Finally I find Houston Antiques ‘N Art, located in a mall that stretches about as big as Dora Lee’s farm. The place… looks like a warehouse, crammed up tight with fine pieces of furniture butted up next to some of the ugliest junk I’ve ever laid eyes on…
[Dallas Morton] is a rangy man who wears clothes that make him look like he’s ready to grab his partner at a square dance. His pale blue shirt hs ruffles down the front and he’s wearing tight black plants and cowboy boots with high heels. It’s all finished off with a bolo tie with a piece of turquoise the size of my fist. He wears a silver and turquoise bracelet and rings to match.
observations: Two weeks ago, looking at the JK Rowling/Robert Galbraith book The Cuckoo’s Calling, I said I wouldn’t have guessed who wrote it, but I might have thought it was a woman’s book. A Killing at Cotton Hill is less famous, in fact virtually unknown, but it gave me a huge surprise: I assumed that Terry was a man right up until her biographical details popped up at the very end of the book – I wouldn’t have suspected for a moment that the writer was female. The narrator, retired law officer Samuel Craddock, is a totally convincing voice.
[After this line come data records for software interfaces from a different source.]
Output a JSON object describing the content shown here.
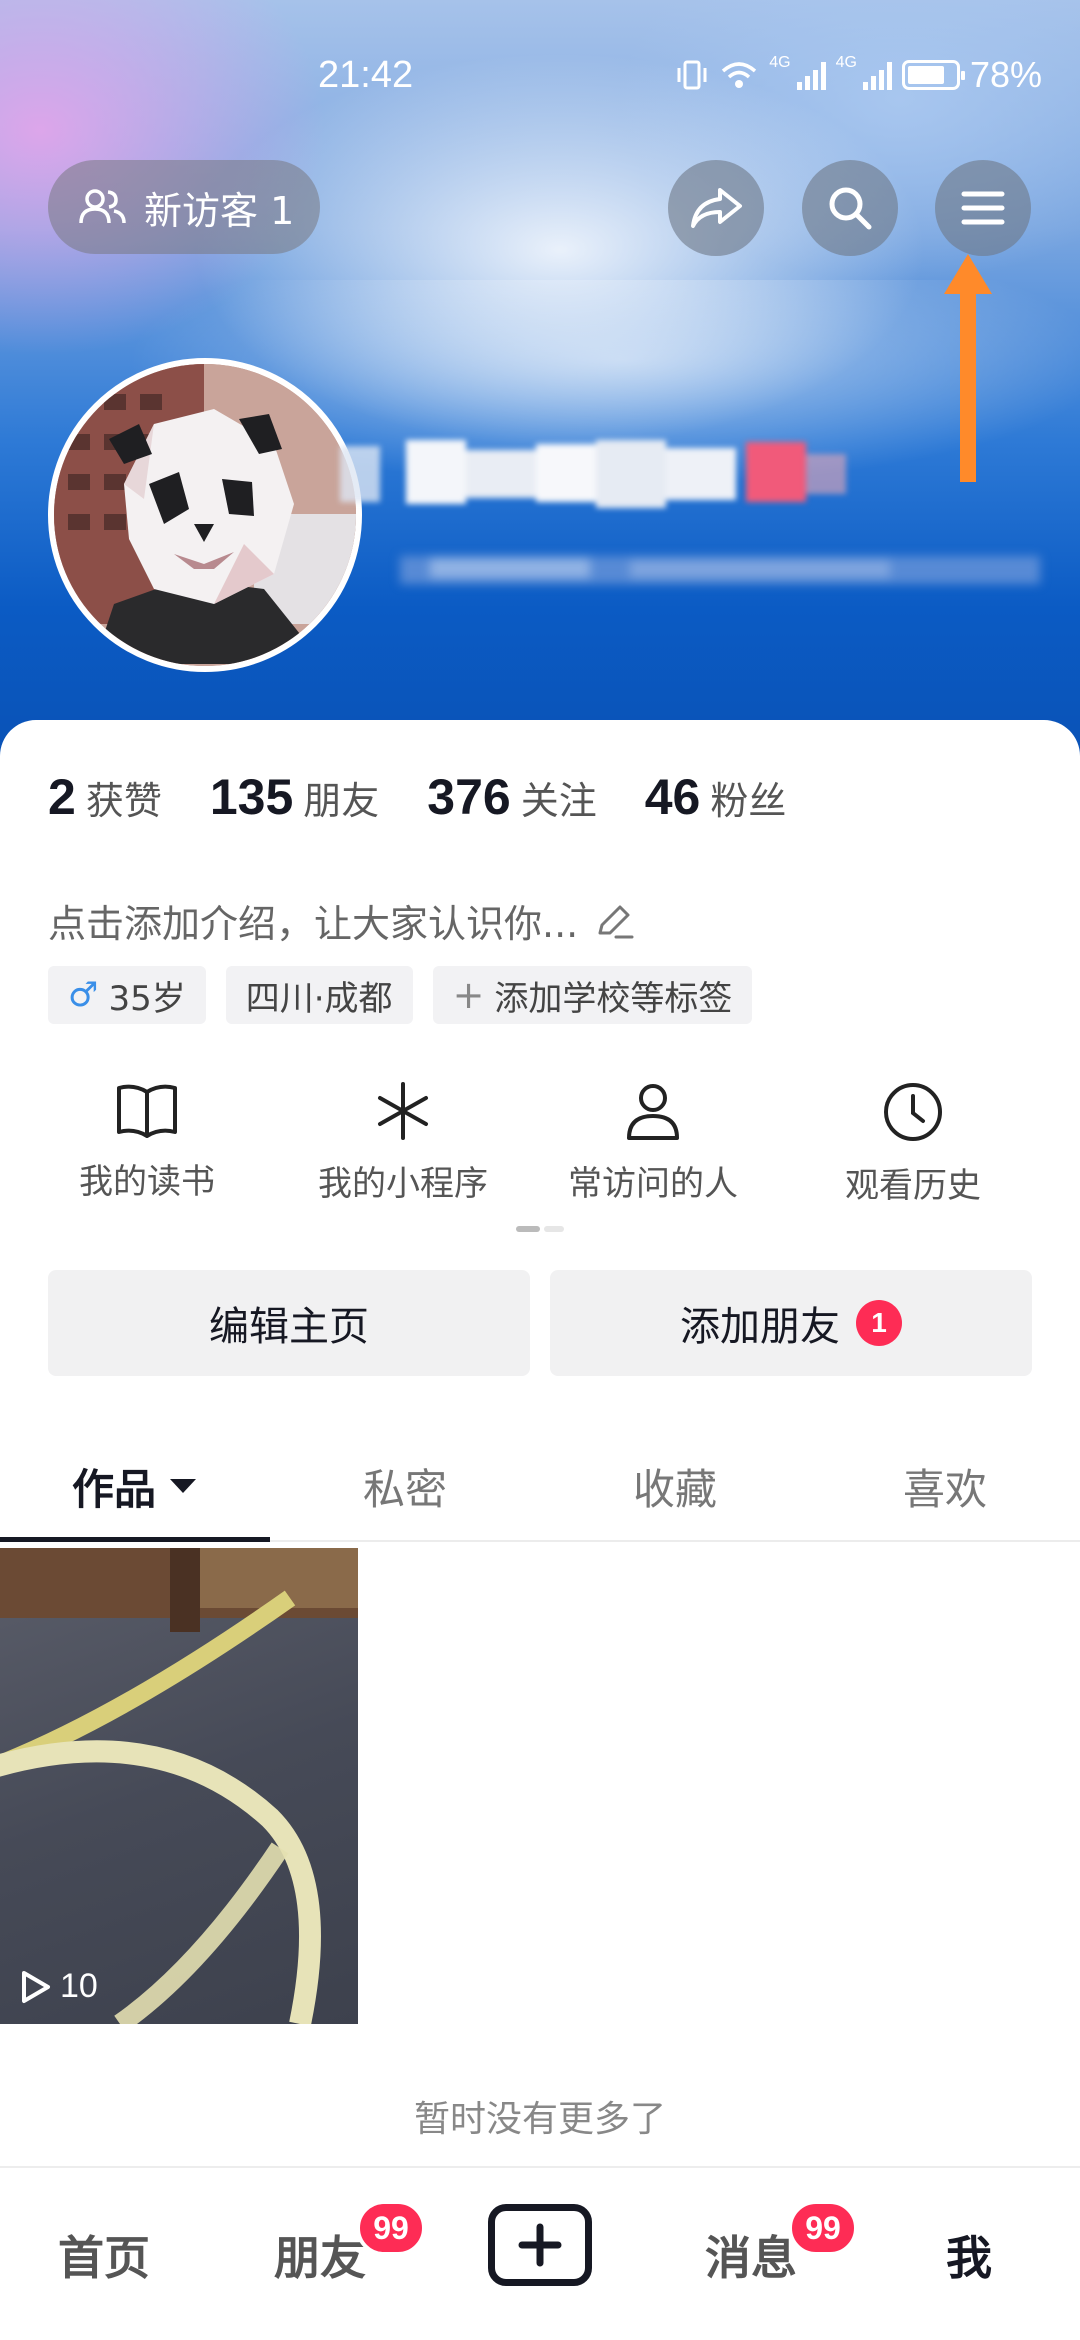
{
  "status_bar": {
    "time": "21:42",
    "network_1": "4G",
    "network_2": "4G",
    "battery_percent": "78%",
    "battery_level": 0.78
  },
  "header": {
    "visitor_label": "新访客 1",
    "share_icon": "share-icon",
    "search_icon": "search-icon",
    "menu_icon": "menu-icon",
    "arrow_color": "#ff8a2a"
  },
  "stats": [
    {
      "value": "2",
      "label": "获赞"
    },
    {
      "value": "135",
      "label": "朋友"
    },
    {
      "value": "376",
      "label": "关注"
    },
    {
      "value": "46",
      "label": "粉丝"
    }
  ],
  "profile": {
    "intro": "点击添加介绍，让大家认识你...",
    "tags": [
      {
        "icon": "♂",
        "text": "35岁"
      },
      {
        "text": "四川·成都"
      },
      {
        "icon": "+",
        "text": "添加学校等标签"
      }
    ]
  },
  "shortcuts": [
    {
      "label": "我的读书",
      "icon": "book-icon"
    },
    {
      "label": "我的小程序",
      "icon": "mini-program-icon"
    },
    {
      "label": "常访问的人",
      "icon": "person-icon"
    },
    {
      "label": "观看历史",
      "icon": "clock-icon"
    }
  ],
  "actions": {
    "edit_label": "编辑主页",
    "add_friend_label": "添加朋友",
    "add_friend_badge": "1"
  },
  "tabs": [
    {
      "label": "作品",
      "active": true
    },
    {
      "label": "私密"
    },
    {
      "label": "收藏"
    },
    {
      "label": "喜欢"
    }
  ],
  "videos": [
    {
      "play_count": "10"
    }
  ],
  "footer_text": "暂时没有更多了",
  "bottom_nav": {
    "home": "首页",
    "friends": "朋友",
    "friends_badge": "99",
    "messages": "消息",
    "messages_badge": "99",
    "me": "我"
  },
  "colors": {
    "accent_red": "#fe2c55",
    "male_blue": "#3a8fe8"
  }
}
The book was recommended/passed on to me by the proprietor of the Col’s Criminal Library blog, and his review here is an excellent summing-up of the book – and one I totally agree with. I loved this book: the Texan geography, the small-town atmosphere, the logical steps in solving the crime, the descriptions of the people and places that the investigator came across along the way – all were perfectly done. I’m delighted that it’s the first of a series, though sorry we’ll have to wait for future entries.
The book is available in the UK via amazon and on Kindle. And there is a really nice Pinterest board showing items of interest from the story, including works of modern art, and answering my question as to what bluebonnets, mentioned several times, are: a kind of lupin, the Texan state flower. And if you think having a state flower is strange and American, then there’s news for you: the bolo is the official neckwear of the state of Texas. Yes really – it sounded like an internet myth, but Clothes in Books is not frightened of doing deep, original fashion research, and we found the details on the Texas State website.
The Wikipedia definition is:
A bolo tie (sometimes bola tie or shoestring necktie) is a type of necktie consisting of a piece of cord or braided leather with decorative metal tips – aglets (aiguillettes) – secured with an ornamental clasp or slide.
It would be a bootlace tie in the UK.
With big thanks to Col for the book.
The picture was taken by Markus Barlocher and is available on Wikimedia Commons.